ABA-opposed credit card routing bill again left out of spending measure

Retailer-backed legislation creating new credit card routing mandates was left out of a bipartisan omnibus spending bill after a sustained grassroots campaign by the American Bankers Association and state banking associations warned lawmakers about the risks community banks faced had the proposal become law.

The Credit Card Competition Act was first introduced in the Senate by Dick Durbin (D-Ill.) and Roger Marshall (R-Kan.) in July, with Reps. Peter Welch (D-Vt.) and Lance Gooden (R-Texas) later introducing a nearly identical House bill. Both bills failed to gain traction and any additional cosponsors as standalone proposals, so their authors attempted to add the legislation as an amendment to a must-pass piece of legislation like the omnibus spending bill.
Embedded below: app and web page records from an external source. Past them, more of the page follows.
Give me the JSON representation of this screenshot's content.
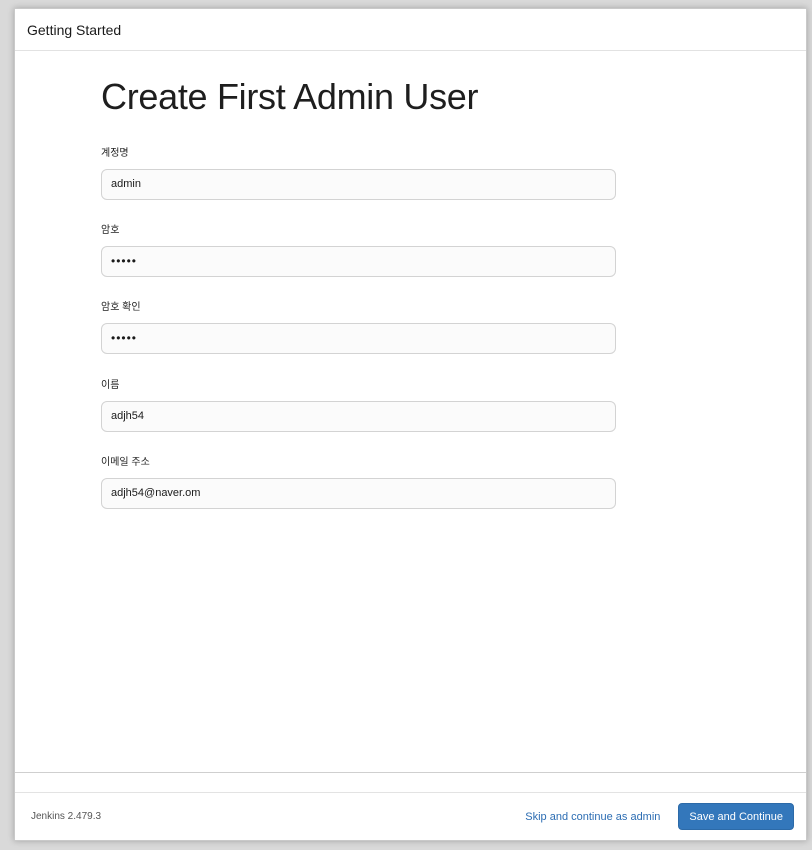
{
  "dialog": {
    "title": "Getting Started"
  },
  "form": {
    "heading": "Create First Admin User",
    "fields": [
      {
        "label": "계정명",
        "value": "admin",
        "type": "text"
      },
      {
        "label": "암호",
        "value": "•••••",
        "type": "password"
      },
      {
        "label": "암호 확인",
        "value": "•••••",
        "type": "password"
      },
      {
        "label": "이름",
        "value": "adjh54",
        "type": "text"
      },
      {
        "label": "이메일 주소",
        "value": "adjh54@naver.om",
        "type": "text"
      }
    ]
  },
  "footer": {
    "version": "Jenkins 2.479.3",
    "skip_label": "Skip and continue as admin",
    "save_label": "Save and Continue"
  },
  "colors": {
    "primary_button": "#3377bb",
    "link": "#2c6db3"
  }
}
However, the spending bill unveiled today by Democrat and Republican negotiators contained no language from the Credit Card Competition Act, with few changes expected before Congress votes on the measure and wraps up later this week.
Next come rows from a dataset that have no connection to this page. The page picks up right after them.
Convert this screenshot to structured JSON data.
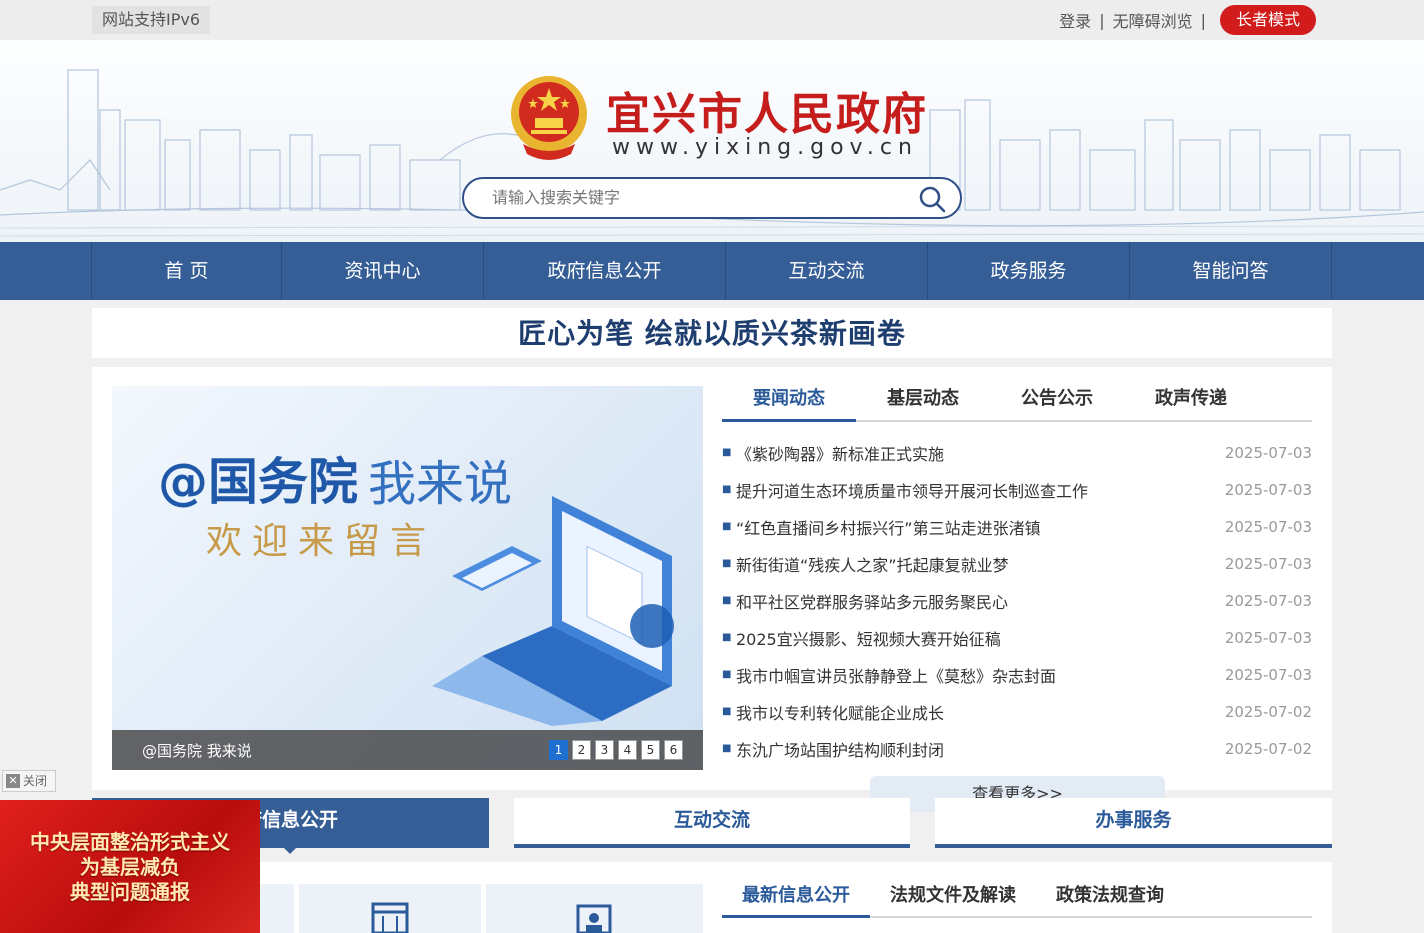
{
  "topbar": {
    "ipv6": "网站支持IPv6",
    "login": "登录",
    "accessible": "无障碍浏览",
    "elder": "长者模式",
    "sep": "|"
  },
  "header": {
    "title": "宜兴市人民政府",
    "url": "www.yixing.gov.cn",
    "search_placeholder": "请输入搜索关键字"
  },
  "nav": [
    {
      "label": "首 页",
      "w": 190
    },
    {
      "label": "资讯中心",
      "w": 202
    },
    {
      "label": "政府信息公开",
      "w": 242
    },
    {
      "label": "互动交流",
      "w": 202
    },
    {
      "label": "政务服务",
      "w": 202
    },
    {
      "label": "智能问答",
      "w": 202
    }
  ],
  "headline": "匠心为笔 绘就以质兴茶新画卷",
  "slide": {
    "heading": "@国务院",
    "heading2": "我来说",
    "sub": "欢迎来留言",
    "caption": "@国务院 我来说",
    "pages": [
      "1",
      "2",
      "3",
      "4",
      "5",
      "6"
    ]
  },
  "news_tabs": [
    "要闻动态",
    "基层动态",
    "公告公示",
    "政声传递"
  ],
  "news": [
    {
      "title": "《紫砂陶器》新标准正式实施",
      "date": "2025-07-03"
    },
    {
      "title": "提升河道生态环境质量市领导开展河长制巡查工作",
      "date": "2025-07-03"
    },
    {
      "title": "“红色直播间乡村振兴行”第三站走进张渚镇",
      "date": "2025-07-03"
    },
    {
      "title": "新街街道“残疾人之家”托起康复就业梦",
      "date": "2025-07-03"
    },
    {
      "title": "和平社区党群服务驿站多元服务聚民心",
      "date": "2025-07-03"
    },
    {
      "title": "2025宜兴摄影、短视频大赛开始征稿",
      "date": "2025-07-03"
    },
    {
      "title": "我市巾帼宣讲员张静静登上《莫愁》杂志封面",
      "date": "2025-07-03"
    },
    {
      "title": "我市以专利转化赋能企业成长",
      "date": "2025-07-02"
    },
    {
      "title": "东氿广场站围护结构顺利封闭",
      "date": "2025-07-02"
    }
  ],
  "more": "查看更多>>",
  "sections": [
    "府信息公开",
    "互动交流",
    "办事服务"
  ],
  "lower_tabs": [
    "最新信息公开",
    "法规文件及解读",
    "政策法规查询"
  ],
  "ad": {
    "close": "关闭",
    "lines": [
      "中央层面整治形式主义",
      "为基层减负",
      "典型问题通报"
    ]
  },
  "colors": {
    "brand": "#365e96",
    "accent": "#d21b1b"
  }
}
This marks the third defeat for the Credit Card Competition Act in recent months, with groups representing large merchants having also failed to persuade Congress to include the bill during the budget reconciliation process and then in the National Defense Authorization Act. As awareness of the bill has increased, so too have the organizations opposed to it, including military banking organizations, the major airlines and leading travel experts.

ABA and other trade groups opposed the Durbin-Marshall bill since its inception and, along with state banking associations, urged bankers to contact their lawmakers and explain how the legislation would harm both community banks and consumers. ABA also significantly expanded its months-long advertising campaign earlier this month, highlighting the legislation’s detrimental effects. The bill’s sponsors “have introduced anti-consumer legislation that would reduce choice, jeopardize consumer data security, and eliminate travel points and other popular credit card rewards programs,” ABA President and CEO Rob Nichols said at the campaign’s launch. ABA will continue to actively oppose the legislation and any effort to revive it in the next Congress.